[Exercise directions] The required lines are those that contain "投标人自行考虑的其他措施费"; pull them out of the data and copy them.

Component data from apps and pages
************

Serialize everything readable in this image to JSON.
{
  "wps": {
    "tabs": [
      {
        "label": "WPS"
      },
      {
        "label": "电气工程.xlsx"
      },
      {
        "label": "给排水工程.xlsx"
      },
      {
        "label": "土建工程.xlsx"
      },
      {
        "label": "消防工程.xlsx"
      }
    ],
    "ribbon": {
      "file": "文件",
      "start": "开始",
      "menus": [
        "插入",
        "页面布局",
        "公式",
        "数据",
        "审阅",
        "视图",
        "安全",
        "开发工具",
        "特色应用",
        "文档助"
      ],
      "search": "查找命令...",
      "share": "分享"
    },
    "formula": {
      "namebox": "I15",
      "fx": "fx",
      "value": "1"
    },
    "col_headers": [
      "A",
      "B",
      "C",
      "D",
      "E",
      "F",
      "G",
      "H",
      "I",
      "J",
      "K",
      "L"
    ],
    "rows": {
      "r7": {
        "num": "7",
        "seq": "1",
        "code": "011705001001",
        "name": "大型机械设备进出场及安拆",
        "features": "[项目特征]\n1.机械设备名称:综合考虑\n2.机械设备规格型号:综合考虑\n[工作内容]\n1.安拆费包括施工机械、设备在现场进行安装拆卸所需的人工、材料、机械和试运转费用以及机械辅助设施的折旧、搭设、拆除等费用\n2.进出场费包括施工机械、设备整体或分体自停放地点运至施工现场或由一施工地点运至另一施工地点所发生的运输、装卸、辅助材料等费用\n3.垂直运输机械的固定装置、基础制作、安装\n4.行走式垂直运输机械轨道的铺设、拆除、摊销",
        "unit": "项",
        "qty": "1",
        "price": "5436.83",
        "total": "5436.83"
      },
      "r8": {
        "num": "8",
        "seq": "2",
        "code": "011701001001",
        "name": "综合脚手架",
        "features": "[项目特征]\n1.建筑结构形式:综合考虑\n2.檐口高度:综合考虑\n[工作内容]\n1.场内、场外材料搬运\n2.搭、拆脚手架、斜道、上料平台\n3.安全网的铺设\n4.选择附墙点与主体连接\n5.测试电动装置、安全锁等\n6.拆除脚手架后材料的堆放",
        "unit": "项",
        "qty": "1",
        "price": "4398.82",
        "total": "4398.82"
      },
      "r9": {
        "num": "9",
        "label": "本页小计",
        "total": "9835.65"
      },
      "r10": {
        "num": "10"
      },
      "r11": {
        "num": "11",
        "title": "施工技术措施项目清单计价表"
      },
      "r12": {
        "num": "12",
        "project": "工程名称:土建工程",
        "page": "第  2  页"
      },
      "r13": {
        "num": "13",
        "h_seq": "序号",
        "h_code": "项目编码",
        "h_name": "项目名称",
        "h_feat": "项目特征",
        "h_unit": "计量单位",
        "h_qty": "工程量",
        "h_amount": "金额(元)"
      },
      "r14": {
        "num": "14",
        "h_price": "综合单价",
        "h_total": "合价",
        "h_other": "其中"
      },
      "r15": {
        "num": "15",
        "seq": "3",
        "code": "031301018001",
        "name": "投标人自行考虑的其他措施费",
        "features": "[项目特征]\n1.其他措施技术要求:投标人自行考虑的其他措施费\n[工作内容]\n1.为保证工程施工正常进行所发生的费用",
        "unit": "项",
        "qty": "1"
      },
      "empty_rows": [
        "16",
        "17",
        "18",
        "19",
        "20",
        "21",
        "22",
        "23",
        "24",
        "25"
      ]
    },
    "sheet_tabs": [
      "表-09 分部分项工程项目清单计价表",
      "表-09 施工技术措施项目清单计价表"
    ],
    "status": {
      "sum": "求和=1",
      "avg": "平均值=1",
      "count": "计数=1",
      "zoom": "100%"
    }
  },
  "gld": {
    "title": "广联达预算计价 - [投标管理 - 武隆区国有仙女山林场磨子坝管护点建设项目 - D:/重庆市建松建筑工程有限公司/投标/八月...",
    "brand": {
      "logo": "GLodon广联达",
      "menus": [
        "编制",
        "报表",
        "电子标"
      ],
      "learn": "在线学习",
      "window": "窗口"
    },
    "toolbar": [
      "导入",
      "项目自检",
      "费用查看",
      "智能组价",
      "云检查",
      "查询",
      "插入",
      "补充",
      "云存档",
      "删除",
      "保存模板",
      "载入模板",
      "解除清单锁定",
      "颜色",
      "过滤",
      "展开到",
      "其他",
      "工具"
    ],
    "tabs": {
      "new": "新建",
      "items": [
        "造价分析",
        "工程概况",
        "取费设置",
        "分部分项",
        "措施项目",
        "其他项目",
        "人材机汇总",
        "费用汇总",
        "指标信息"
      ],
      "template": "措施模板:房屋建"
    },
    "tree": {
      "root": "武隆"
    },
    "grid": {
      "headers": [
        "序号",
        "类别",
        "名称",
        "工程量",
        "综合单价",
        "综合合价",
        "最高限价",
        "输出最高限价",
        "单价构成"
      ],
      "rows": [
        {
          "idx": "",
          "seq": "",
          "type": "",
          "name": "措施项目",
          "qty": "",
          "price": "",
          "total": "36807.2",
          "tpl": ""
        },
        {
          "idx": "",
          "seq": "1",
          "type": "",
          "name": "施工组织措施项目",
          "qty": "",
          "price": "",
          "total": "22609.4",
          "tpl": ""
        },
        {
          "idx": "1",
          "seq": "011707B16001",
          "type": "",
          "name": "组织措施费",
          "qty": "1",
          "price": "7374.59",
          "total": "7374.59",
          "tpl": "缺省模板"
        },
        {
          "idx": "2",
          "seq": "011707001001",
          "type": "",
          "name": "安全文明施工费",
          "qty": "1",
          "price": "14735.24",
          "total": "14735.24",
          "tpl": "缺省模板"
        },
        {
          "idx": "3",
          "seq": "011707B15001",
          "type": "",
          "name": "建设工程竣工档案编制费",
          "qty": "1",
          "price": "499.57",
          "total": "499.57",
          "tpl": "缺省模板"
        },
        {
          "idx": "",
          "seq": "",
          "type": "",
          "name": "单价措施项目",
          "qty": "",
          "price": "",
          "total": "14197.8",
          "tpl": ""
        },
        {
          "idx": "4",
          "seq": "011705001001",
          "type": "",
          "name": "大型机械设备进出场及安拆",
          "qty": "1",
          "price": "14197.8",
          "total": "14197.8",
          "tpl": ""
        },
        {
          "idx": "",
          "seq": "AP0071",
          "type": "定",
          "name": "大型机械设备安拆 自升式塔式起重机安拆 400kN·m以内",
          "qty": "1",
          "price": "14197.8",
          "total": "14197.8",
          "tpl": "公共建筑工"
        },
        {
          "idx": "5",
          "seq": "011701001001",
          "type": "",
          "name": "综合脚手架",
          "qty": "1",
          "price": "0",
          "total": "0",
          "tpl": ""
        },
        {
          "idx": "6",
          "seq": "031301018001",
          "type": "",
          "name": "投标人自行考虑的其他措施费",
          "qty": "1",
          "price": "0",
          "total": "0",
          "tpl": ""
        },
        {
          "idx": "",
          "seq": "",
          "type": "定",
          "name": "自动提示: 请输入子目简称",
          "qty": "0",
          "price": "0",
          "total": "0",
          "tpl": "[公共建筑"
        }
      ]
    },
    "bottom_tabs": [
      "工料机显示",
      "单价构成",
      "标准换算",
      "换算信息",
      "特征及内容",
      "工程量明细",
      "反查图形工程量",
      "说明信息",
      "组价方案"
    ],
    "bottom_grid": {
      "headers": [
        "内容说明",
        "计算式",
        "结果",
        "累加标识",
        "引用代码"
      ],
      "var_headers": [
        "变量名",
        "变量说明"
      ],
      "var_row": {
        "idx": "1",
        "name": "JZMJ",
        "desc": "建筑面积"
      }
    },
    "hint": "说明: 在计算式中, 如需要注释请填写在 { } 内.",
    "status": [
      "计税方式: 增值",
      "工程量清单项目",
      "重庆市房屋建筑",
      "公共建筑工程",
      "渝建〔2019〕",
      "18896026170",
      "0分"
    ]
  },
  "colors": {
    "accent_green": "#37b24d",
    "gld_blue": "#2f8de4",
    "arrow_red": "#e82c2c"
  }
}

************

[Result below]
        "name": "投标人自行考虑的其他措施费",
        "features": "[项目特征]\n1.其他措施技术要求:投标人自行考虑的其他措施费\n[工作内容]\n1.为保证工程施工正常进行所发生的费用",
          "name": "投标人自行考虑的其他措施费",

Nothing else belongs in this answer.